- [Material supplied]

=== Section Start ===

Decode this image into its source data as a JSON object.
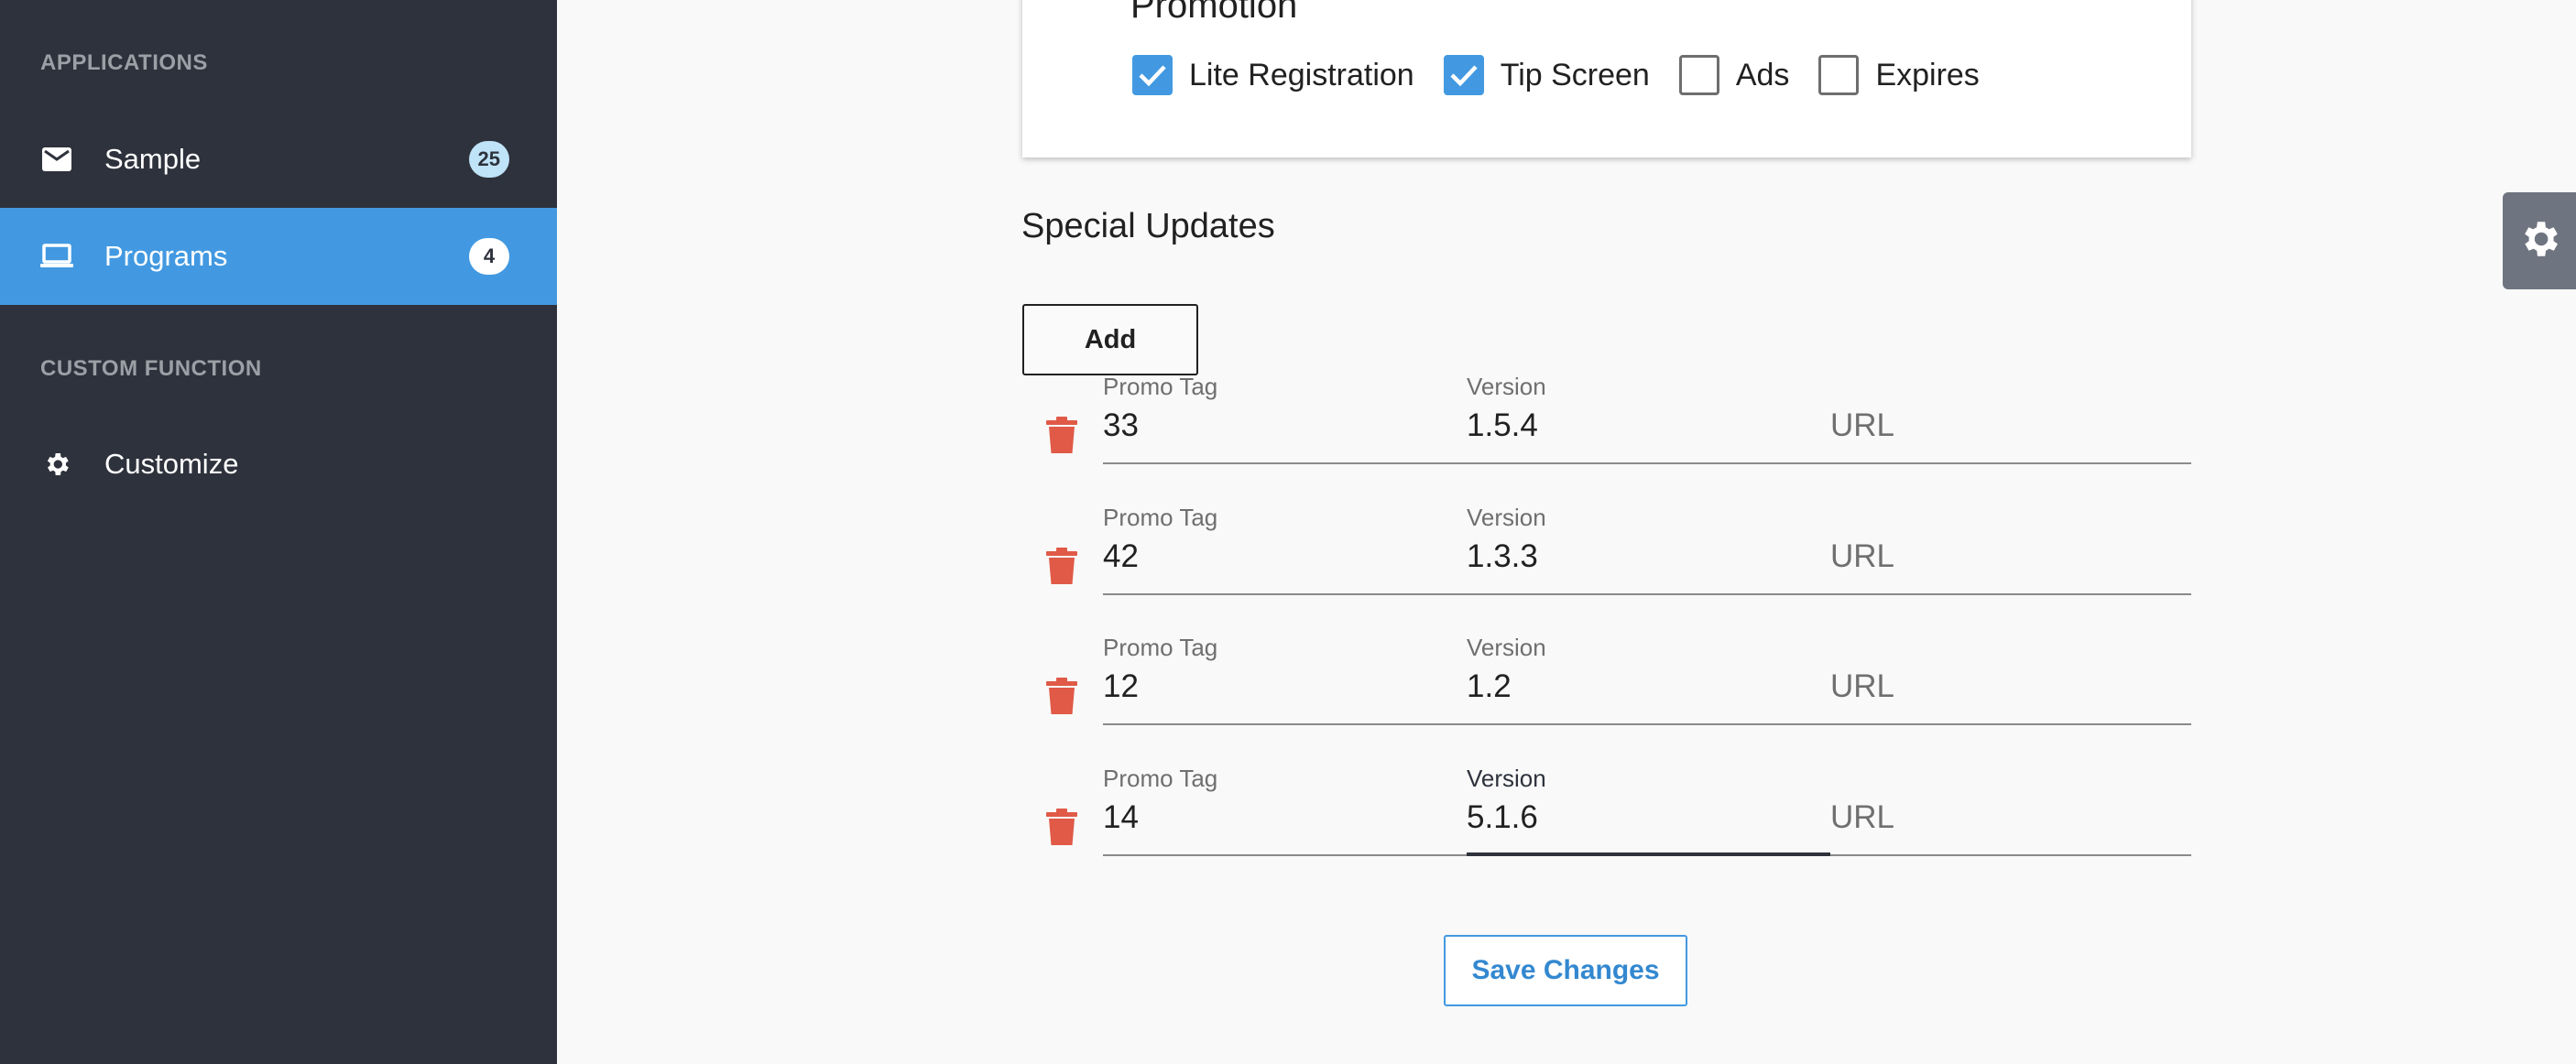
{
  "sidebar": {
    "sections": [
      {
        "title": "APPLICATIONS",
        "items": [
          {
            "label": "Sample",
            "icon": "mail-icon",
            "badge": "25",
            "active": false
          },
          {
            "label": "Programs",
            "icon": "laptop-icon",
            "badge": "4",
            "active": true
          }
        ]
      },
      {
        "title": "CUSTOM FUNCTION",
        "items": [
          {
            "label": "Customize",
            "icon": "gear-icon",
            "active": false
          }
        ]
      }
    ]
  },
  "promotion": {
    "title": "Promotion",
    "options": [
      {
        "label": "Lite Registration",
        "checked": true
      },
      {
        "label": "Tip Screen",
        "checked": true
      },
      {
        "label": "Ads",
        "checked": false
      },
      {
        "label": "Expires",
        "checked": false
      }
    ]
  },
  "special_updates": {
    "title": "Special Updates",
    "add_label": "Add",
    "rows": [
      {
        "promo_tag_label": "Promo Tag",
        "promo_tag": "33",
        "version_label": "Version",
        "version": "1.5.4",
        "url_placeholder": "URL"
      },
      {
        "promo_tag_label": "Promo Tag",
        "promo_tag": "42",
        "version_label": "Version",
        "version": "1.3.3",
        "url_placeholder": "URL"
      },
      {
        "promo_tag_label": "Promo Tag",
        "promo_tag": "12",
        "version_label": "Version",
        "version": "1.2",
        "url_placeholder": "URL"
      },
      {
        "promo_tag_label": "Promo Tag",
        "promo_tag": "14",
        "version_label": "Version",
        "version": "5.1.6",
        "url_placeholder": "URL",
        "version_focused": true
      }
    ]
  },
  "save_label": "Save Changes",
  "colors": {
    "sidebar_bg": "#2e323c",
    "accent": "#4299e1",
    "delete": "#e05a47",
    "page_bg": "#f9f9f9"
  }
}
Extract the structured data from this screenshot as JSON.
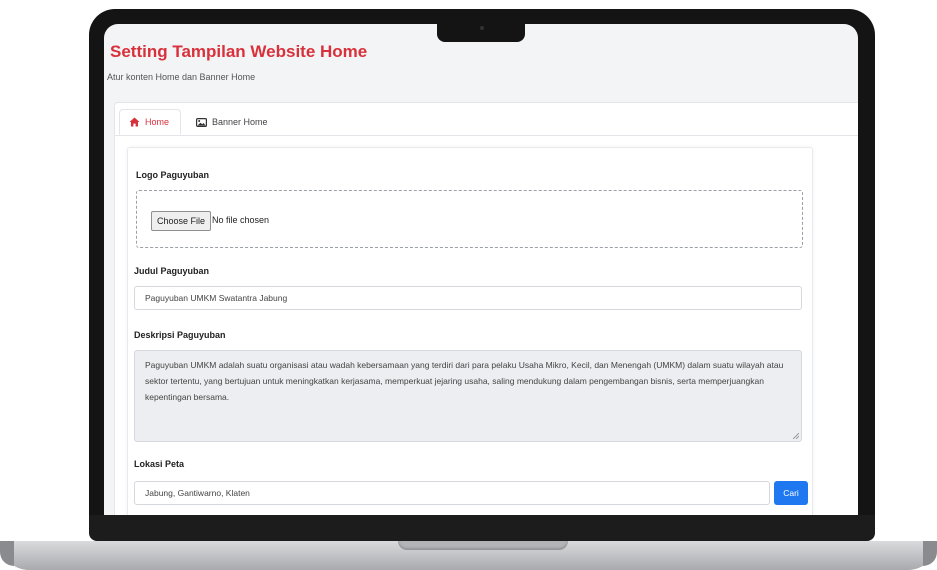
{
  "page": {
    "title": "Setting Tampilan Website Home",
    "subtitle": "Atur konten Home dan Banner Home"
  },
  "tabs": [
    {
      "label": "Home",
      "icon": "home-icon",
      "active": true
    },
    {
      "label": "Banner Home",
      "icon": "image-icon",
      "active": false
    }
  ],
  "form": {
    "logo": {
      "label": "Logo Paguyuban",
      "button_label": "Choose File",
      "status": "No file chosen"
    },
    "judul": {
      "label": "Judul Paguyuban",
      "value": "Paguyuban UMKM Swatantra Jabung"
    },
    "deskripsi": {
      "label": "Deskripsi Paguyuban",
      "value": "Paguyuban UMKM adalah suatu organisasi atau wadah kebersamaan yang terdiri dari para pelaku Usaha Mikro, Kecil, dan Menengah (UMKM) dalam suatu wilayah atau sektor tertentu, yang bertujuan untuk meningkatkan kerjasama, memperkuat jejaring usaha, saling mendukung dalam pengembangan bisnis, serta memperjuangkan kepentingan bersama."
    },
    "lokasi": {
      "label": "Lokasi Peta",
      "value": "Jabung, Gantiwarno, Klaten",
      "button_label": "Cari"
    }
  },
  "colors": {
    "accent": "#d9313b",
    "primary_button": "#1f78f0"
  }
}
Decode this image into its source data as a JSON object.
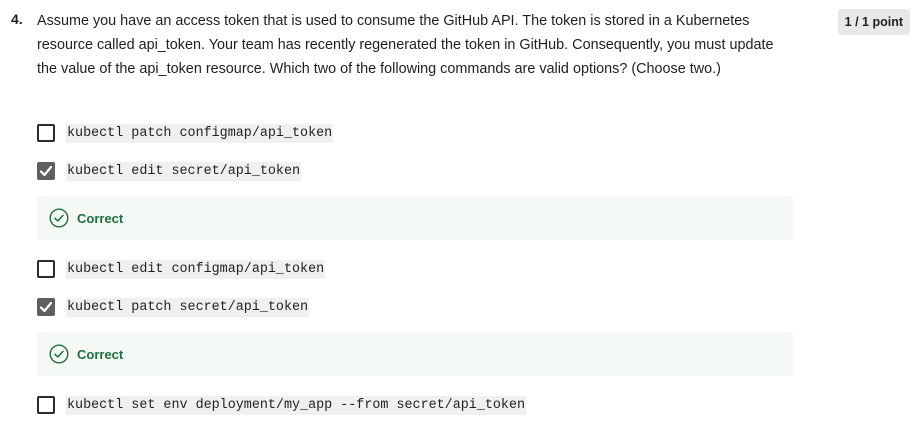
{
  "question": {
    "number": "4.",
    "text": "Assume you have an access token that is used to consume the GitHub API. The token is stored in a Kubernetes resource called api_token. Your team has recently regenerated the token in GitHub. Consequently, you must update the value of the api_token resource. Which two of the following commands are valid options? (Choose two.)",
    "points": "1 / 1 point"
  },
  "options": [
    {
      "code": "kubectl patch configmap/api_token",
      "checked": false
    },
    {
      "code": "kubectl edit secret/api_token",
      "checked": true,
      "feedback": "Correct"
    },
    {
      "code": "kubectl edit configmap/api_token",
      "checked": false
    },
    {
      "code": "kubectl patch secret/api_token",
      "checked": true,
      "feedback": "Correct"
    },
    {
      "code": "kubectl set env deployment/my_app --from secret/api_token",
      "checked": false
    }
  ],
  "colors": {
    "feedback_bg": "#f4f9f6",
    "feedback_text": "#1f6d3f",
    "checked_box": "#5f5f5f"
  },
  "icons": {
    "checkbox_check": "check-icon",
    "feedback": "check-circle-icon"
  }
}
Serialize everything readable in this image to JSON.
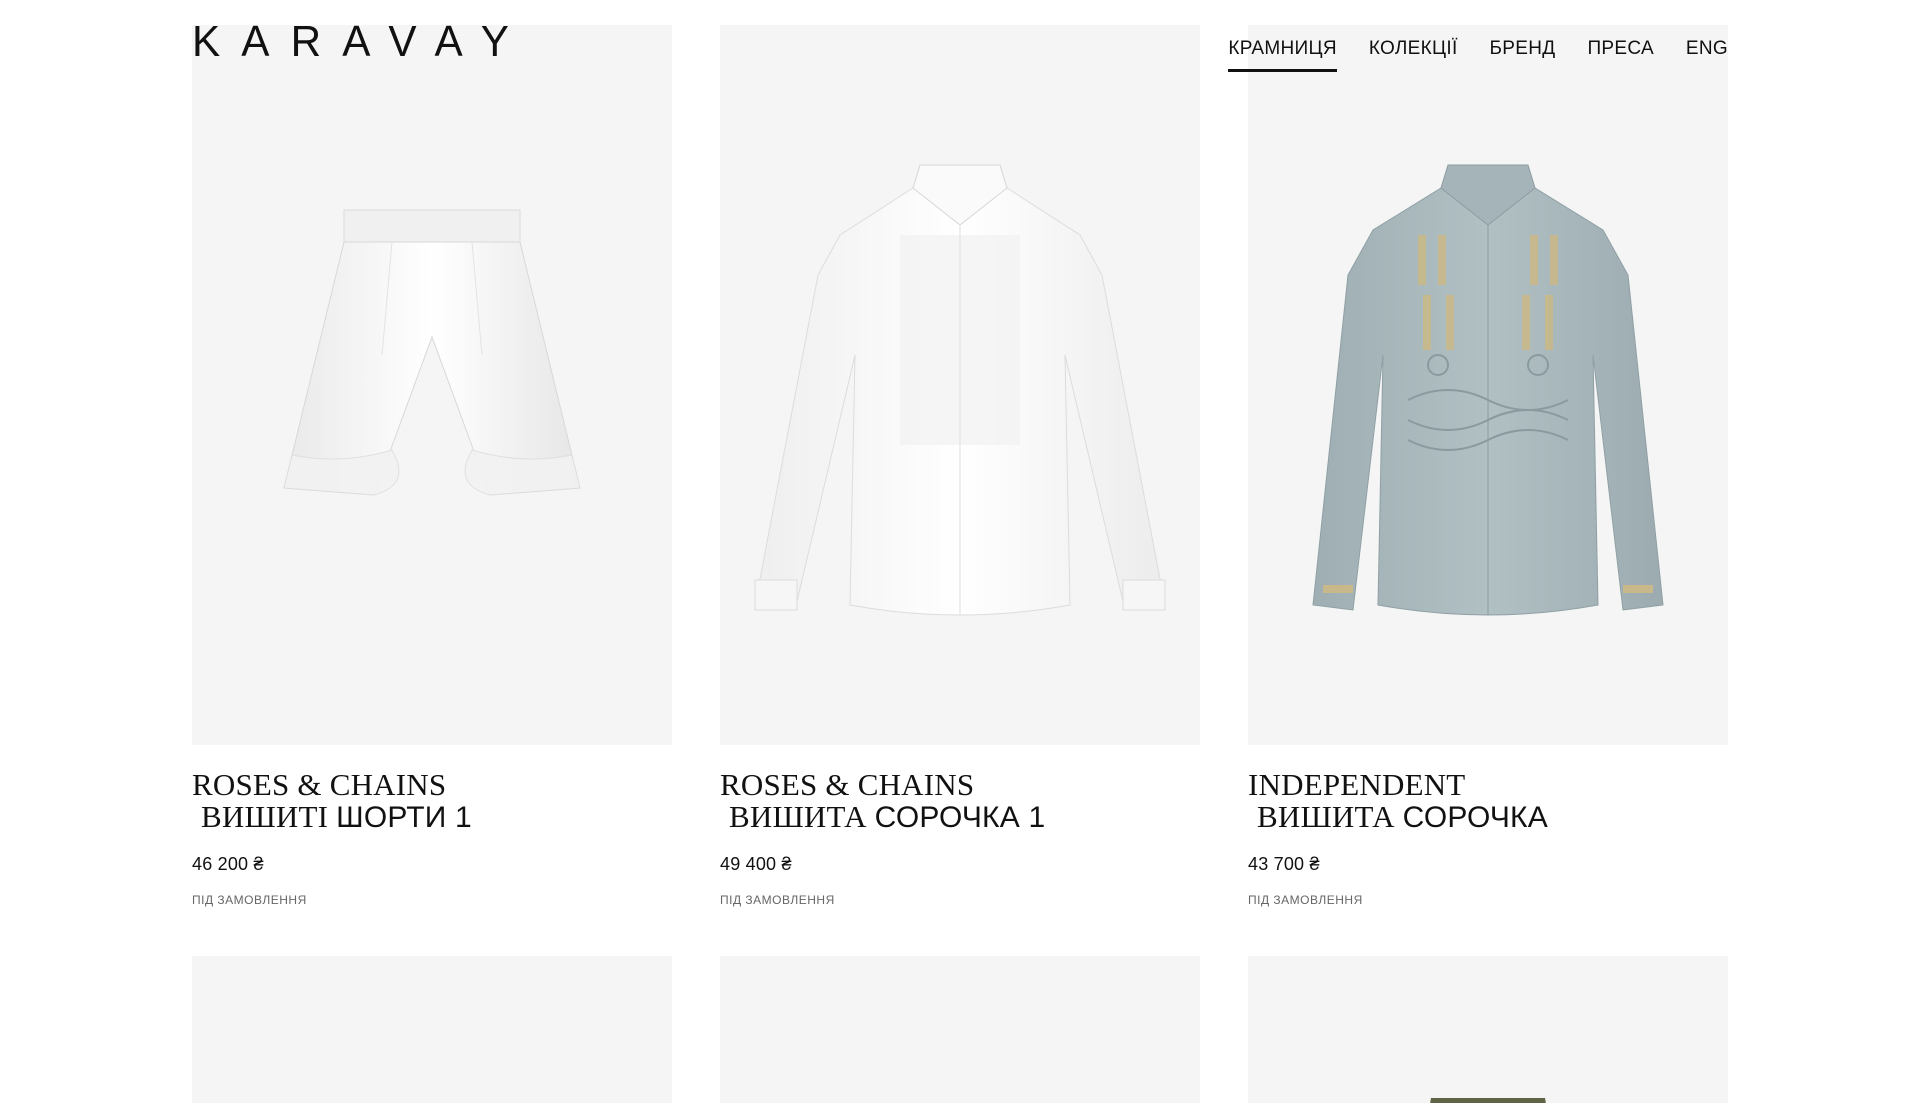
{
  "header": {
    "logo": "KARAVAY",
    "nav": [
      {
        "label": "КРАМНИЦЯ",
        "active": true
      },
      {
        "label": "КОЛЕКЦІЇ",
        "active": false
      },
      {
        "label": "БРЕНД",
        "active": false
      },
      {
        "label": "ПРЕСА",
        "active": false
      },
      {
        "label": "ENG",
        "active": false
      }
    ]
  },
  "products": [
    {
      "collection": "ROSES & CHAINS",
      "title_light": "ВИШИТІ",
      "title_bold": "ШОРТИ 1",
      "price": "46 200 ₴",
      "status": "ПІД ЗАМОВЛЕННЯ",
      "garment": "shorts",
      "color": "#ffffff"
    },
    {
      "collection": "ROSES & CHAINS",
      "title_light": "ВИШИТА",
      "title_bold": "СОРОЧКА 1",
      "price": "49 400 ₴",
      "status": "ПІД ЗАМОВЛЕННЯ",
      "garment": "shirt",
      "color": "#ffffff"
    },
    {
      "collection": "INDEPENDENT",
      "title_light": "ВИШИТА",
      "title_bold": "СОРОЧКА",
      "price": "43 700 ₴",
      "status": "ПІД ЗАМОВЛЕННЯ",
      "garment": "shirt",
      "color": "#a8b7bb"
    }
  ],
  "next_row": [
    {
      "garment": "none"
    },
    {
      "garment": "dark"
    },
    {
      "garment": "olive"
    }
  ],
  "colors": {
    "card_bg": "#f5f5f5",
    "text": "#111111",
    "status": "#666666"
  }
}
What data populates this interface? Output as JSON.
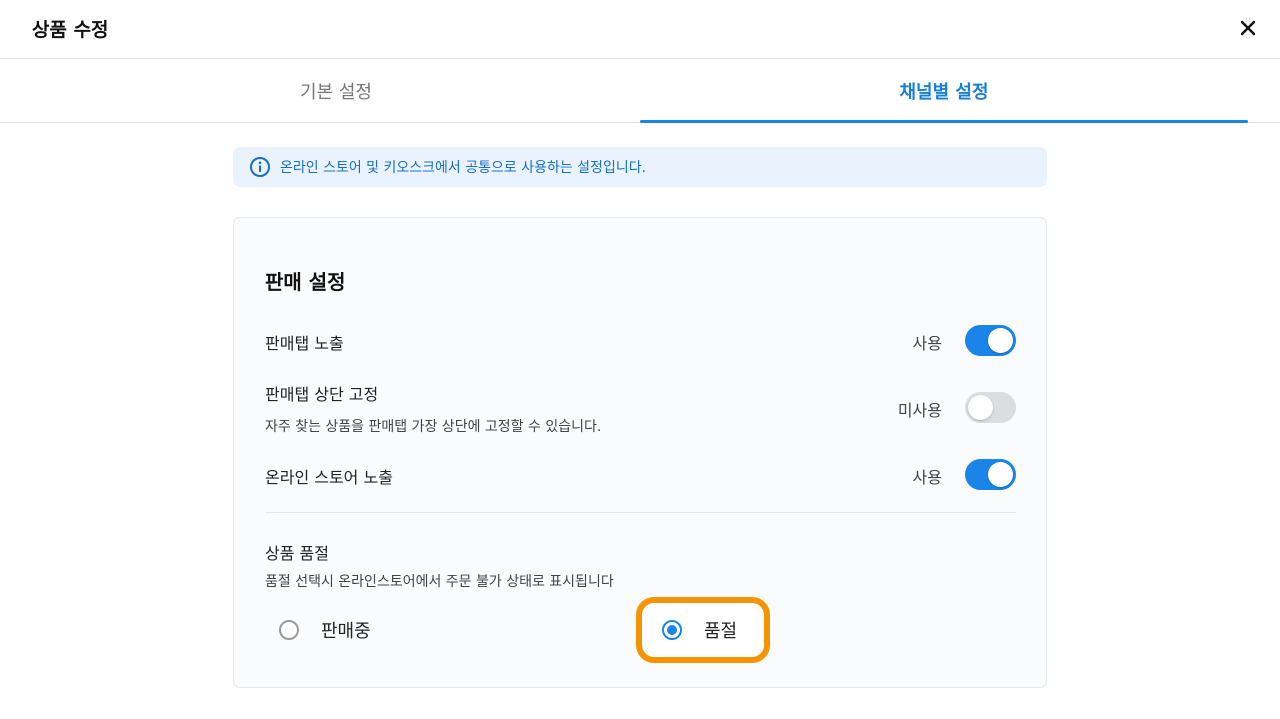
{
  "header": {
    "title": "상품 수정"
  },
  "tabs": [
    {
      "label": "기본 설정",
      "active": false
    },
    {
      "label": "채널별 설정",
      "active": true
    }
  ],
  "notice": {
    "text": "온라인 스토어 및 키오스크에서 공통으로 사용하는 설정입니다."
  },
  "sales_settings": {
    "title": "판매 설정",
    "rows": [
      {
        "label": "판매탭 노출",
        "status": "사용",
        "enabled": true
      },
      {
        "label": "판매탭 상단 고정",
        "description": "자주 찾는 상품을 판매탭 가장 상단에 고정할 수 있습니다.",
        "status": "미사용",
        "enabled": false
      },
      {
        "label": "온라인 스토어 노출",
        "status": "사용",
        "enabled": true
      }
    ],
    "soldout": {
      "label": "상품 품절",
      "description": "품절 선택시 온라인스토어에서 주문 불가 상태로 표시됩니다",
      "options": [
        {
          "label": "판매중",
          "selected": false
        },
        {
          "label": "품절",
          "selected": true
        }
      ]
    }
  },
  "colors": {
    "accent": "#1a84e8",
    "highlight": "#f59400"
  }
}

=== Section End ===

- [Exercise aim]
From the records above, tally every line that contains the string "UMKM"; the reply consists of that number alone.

- [Response to this exercise]
2